Read More »

Local Government: A Channel for Action on Climate Adaptation


This blog post originally appeared on Climatelinks. New research in Mali highlights a promising opportunity for action on climate change adaptation: local government development planning. Tim Finan and Mamadou Baro of the University of Arizona presented results of a study supported by USAID’s Adaptation, Thought Leadership, and Assessments (ATLAS) project on January 12 at USAID’s monthly Adaptation Community Meeting. The study explored ways in which Mali’s 25-year-old decentralized...

Read More »

How Drones Can Help in Humanitarian Emergencies

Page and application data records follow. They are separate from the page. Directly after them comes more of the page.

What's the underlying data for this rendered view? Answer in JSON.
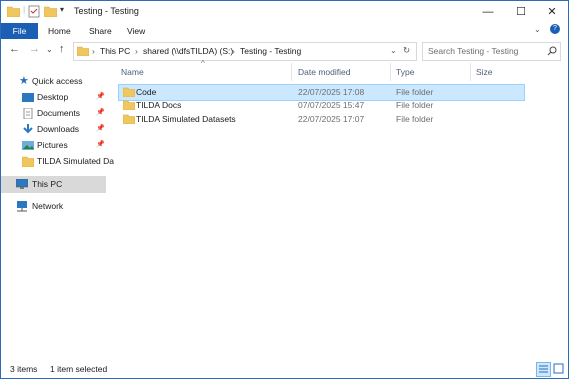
{
  "window": {
    "title": "Testing - Testing"
  },
  "window_controls": {
    "minimize": "—",
    "maximize": "☐",
    "close": "✕"
  },
  "ribbon": {
    "tabs": [
      "File",
      "Home",
      "Share",
      "View"
    ]
  },
  "address": {
    "segments": [
      "This PC",
      "shared (\\\\dfsTILDA) (S:)",
      "Testing - Testing"
    ],
    "separator": "›"
  },
  "search": {
    "placeholder": "Search Testing - Testing"
  },
  "sidebar": {
    "quick_access": "Quick access",
    "items": [
      {
        "label": "Desktop",
        "icon": "desktop-icon"
      },
      {
        "label": "Documents",
        "icon": "documents-icon"
      },
      {
        "label": "Downloads",
        "icon": "downloads-icon"
      },
      {
        "label": "Pictures",
        "icon": "pictures-icon"
      },
      {
        "label": "TILDA Simulated Da",
        "icon": "folder-icon"
      }
    ],
    "this_pc": "This PC",
    "network": "Network"
  },
  "columns": {
    "name": "Name",
    "date": "Date modified",
    "type": "Type",
    "size": "Size"
  },
  "files": [
    {
      "name": "Code",
      "date": "22/07/2025 17:08",
      "type": "File folder",
      "selected": true
    },
    {
      "name": "TILDA Docs",
      "date": "07/07/2025 15:47",
      "type": "File folder",
      "selected": false
    },
    {
      "name": "TILDA Simulated Datasets",
      "date": "22/07/2025 17:07",
      "type": "File folder",
      "selected": false
    }
  ],
  "status": {
    "item_count": "3 items",
    "selection": "1 item selected"
  },
  "colors": {
    "accent": "#1a5fb4",
    "selection": "#cce8ff",
    "folder": "#f0c75e"
  }
}
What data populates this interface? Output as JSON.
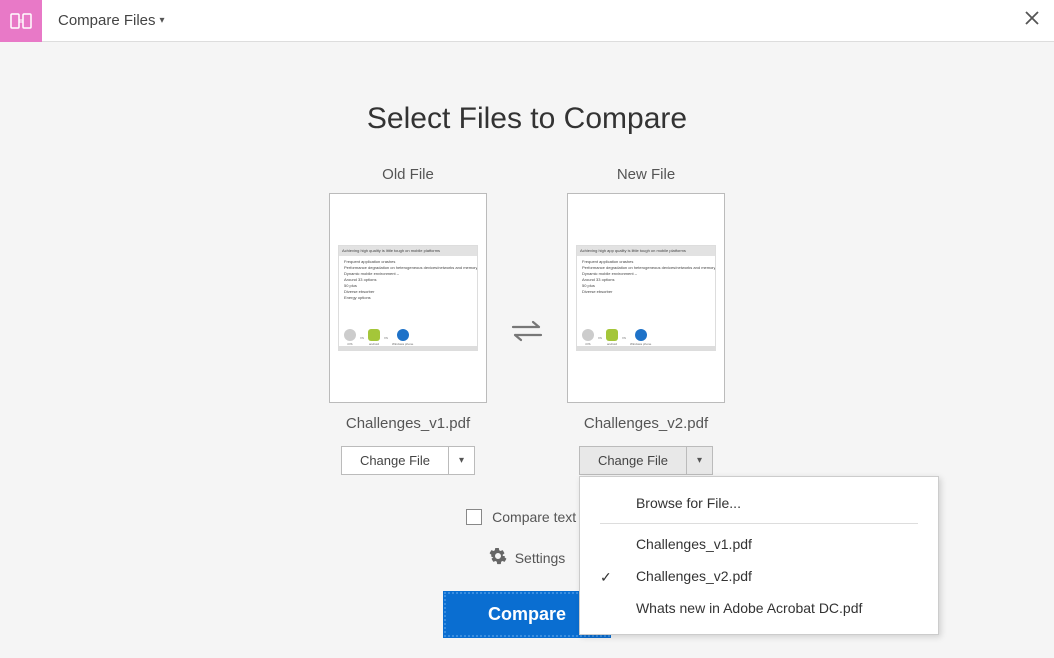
{
  "header": {
    "title": "Compare Files"
  },
  "main": {
    "title": "Select Files to Compare",
    "old": {
      "label": "Old File",
      "filename": "Challenges_v1.pdf",
      "change_btn": "Change File"
    },
    "new": {
      "label": "New File",
      "filename": "Challenges_v2.pdf",
      "change_btn": "Change File"
    },
    "compare_text_label": "Compare text o",
    "settings_label": "Settings",
    "compare_btn": "Compare"
  },
  "dropdown": {
    "browse": "Browse for File...",
    "items": [
      {
        "label": "Challenges_v1.pdf",
        "checked": false
      },
      {
        "label": "Challenges_v2.pdf",
        "checked": true
      },
      {
        "label": "Whats new in Adobe Acrobat DC.pdf",
        "checked": false
      }
    ]
  },
  "preview": {
    "old_title": "Achieving high quality is little tough on mobile platforms",
    "new_title": "Achieving high app quality is little tough on mobile platforms",
    "lines": [
      "Frequent application crashes",
      "Performance degradation on heterogeneous devices/networks and memory leaked",
      "Dynamic mobile environment –",
      "  Around 33 options",
      "  50 plus",
      "  Diverse ebsorber",
      "  Energy options"
    ],
    "os": {
      "ios": "iOS",
      "android": "android",
      "windows": "Windows phone",
      "vs": "vs"
    }
  }
}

This blog post originally appeared on ICTWorks.org and was written by Denise Soesilo and Timo Luege. Few technologies have undergone as radical a change as drones. Where five years ago, unmanned aerial vehicles (UAVs), or drones, were mainly seen as an instrument of war, today they are far more likely to be flown by a wedding photographer than an airman. Earlier this year, the Consumer Technology Association estimated that globally 9.4 million civilian UAVs will be sold in 2016. Increased...

Posted in: Strategic Solutions
Read More »

Bringing the Power of Google to Scientists in the Lower Mekong


This blog post was contributed by SERVIR, a joint initiative by NASA and USAID, and was originally posted on www.servirglobal.net. Landscapes on Earth are changing at unprecedented levels. For scientists, practitioners, and environmental decision makers, tracking these changes efficiently and accurately is critical to protecting lives and livelihoods. While there are many ways to learn about the dynamic nature of the Earth, satellite technology provides a unique perspective in observing our land,...

Read More »